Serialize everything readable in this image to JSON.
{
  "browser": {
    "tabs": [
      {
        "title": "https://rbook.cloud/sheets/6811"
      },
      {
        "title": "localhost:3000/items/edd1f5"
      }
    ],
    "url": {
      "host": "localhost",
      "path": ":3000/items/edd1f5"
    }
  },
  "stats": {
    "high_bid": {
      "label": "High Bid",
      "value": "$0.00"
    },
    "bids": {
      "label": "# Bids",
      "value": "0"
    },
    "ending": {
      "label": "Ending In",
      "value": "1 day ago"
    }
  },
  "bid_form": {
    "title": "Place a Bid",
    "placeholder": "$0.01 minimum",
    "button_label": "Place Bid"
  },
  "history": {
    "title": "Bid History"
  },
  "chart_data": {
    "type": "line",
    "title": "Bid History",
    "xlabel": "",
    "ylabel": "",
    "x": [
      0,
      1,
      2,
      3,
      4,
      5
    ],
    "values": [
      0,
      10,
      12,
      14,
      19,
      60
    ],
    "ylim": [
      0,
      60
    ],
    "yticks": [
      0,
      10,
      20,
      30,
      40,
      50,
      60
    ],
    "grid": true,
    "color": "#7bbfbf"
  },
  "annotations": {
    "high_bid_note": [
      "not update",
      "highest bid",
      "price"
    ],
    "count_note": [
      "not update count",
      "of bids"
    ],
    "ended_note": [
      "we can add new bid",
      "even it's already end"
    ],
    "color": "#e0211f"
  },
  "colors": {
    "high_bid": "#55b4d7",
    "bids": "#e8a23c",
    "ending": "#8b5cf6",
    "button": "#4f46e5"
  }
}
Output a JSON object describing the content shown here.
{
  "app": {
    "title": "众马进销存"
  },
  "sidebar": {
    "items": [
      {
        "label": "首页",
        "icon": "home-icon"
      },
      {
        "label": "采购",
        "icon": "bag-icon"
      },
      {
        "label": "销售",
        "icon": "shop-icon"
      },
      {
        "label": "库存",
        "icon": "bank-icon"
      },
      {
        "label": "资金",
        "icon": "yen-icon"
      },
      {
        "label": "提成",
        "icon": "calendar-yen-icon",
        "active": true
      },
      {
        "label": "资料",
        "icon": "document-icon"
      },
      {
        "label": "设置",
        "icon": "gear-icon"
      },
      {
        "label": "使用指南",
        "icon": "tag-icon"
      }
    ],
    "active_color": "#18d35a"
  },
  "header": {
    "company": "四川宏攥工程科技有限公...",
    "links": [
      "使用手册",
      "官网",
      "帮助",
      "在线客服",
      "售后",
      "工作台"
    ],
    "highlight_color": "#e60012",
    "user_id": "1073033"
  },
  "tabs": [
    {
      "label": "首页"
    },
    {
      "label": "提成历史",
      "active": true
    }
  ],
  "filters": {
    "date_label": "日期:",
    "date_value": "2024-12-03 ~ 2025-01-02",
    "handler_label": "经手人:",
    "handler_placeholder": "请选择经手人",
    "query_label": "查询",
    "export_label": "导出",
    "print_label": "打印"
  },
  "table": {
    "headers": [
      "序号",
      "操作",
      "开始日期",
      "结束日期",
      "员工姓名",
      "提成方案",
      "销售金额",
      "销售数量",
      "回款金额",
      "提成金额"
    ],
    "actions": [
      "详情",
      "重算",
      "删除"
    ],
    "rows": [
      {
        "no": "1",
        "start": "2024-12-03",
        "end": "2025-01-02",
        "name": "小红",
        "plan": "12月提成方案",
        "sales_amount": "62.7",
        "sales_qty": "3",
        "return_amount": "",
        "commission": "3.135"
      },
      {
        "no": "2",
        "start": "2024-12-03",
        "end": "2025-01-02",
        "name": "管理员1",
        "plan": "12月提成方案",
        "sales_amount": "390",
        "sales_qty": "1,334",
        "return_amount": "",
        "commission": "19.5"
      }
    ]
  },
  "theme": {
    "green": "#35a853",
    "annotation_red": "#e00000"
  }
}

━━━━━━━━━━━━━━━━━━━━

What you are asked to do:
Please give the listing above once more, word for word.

Result for this task:
Serialize everything readable in this image to JSON.
{
  "browser": {
    "tabs": [
      {
        "title": "https://rbook.cloud/sheets/6811"
      },
      {
        "title": "localhost:3000/items/edd1f5"
      }
    ],
    "url": {
      "host": "localhost",
      "path": ":3000/items/edd1f5"
    }
  },
  "stats": {
    "high_bid": {
      "label": "High Bid",
      "value": "$0.00"
    },
    "bids": {
      "label": "# Bids",
      "value": "0"
    },
    "ending": {
      "label": "Ending In",
      "value": "1 day ago"
    }
  },
  "bid_form": {
    "title": "Place a Bid",
    "placeholder": "$0.01 minimum",
    "button_label": "Place Bid"
  },
  "history": {
    "title": "Bid History"
  },
  "chart_data": {
    "type": "line",
    "title": "Bid History",
    "xlabel": "",
    "ylabel": "",
    "x": [
      0,
      1,
      2,
      3,
      4,
      5
    ],
    "values": [
      0,
      10,
      12,
      14,
      19,
      60
    ],
    "ylim": [
      0,
      60
    ],
    "yticks": [
      0,
      10,
      20,
      30,
      40,
      50,
      60
    ],
    "grid": true,
    "color": "#7bbfbf"
  },
  "annotations": {
    "high_bid_note": [
      "not update",
      "highest bid",
      "price"
    ],
    "count_note": [
      "not update count",
      "of bids"
    ],
    "ended_note": [
      "we can add new bid",
      "even it's already end"
    ],
    "color": "#e0211f"
  },
  "colors": {
    "high_bid": "#55b4d7",
    "bids": "#e8a23c",
    "ending": "#8b5cf6",
    "button": "#4f46e5"
  }
}
Output a JSON object describing the content shown here.
{
  "app": {
    "title": "众马进销存"
  },
  "sidebar": {
    "items": [
      {
        "label": "首页",
        "icon": "home-icon"
      },
      {
        "label": "采购",
        "icon": "bag-icon"
      },
      {
        "label": "销售",
        "icon": "shop-icon"
      },
      {
        "label": "库存",
        "icon": "bank-icon"
      },
      {
        "label": "资金",
        "icon": "yen-icon"
      },
      {
        "label": "提成",
        "icon": "calendar-yen-icon",
        "active": true
      },
      {
        "label": "资料",
        "icon": "document-icon"
      },
      {
        "label": "设置",
        "icon": "gear-icon"
      },
      {
        "label": "使用指南",
        "icon": "tag-icon"
      }
    ],
    "active_color": "#18d35a"
  },
  "header": {
    "company": "四川宏攥工程科技有限公...",
    "links": [
      "使用手册",
      "官网",
      "帮助",
      "在线客服",
      "售后",
      "工作台"
    ],
    "highlight_color": "#e60012",
    "user_id": "1073033"
  },
  "tabs": [
    {
      "label": "首页"
    },
    {
      "label": "提成历史",
      "active": true
    }
  ],
  "filters": {
    "date_label": "日期:",
    "date_value": "2024-12-03 ~ 2025-01-02",
    "handler_label": "经手人:",
    "handler_placeholder": "请选择经手人",
    "query_label": "查询",
    "export_label": "导出",
    "print_label": "打印"
  },
  "table": {
    "headers": [
      "序号",
      "操作",
      "开始日期",
      "结束日期",
      "员工姓名",
      "提成方案",
      "销售金额",
      "销售数量",
      "回款金额",
      "提成金额"
    ],
    "actions": [
      "详情",
      "重算",
      "删除"
    ],
    "rows": [
      {
        "no": "1",
        "start": "2024-12-03",
        "end": "2025-01-02",
        "name": "小红",
        "plan": "12月提成方案",
        "sales_amount": "62.7",
        "sales_qty": "3",
        "return_amount": "",
        "commission": "3.135"
      },
      {
        "no": "2",
        "start": "2024-12-03",
        "end": "2025-01-02",
        "name": "管理员1",
        "plan": "12月提成方案",
        "sales_amount": "390",
        "sales_qty": "1,334",
        "return_amount": "",
        "commission": "19.5"
      }
    ]
  },
  "theme": {
    "green": "#35a853",
    "annotation_red": "#e00000"
  }
}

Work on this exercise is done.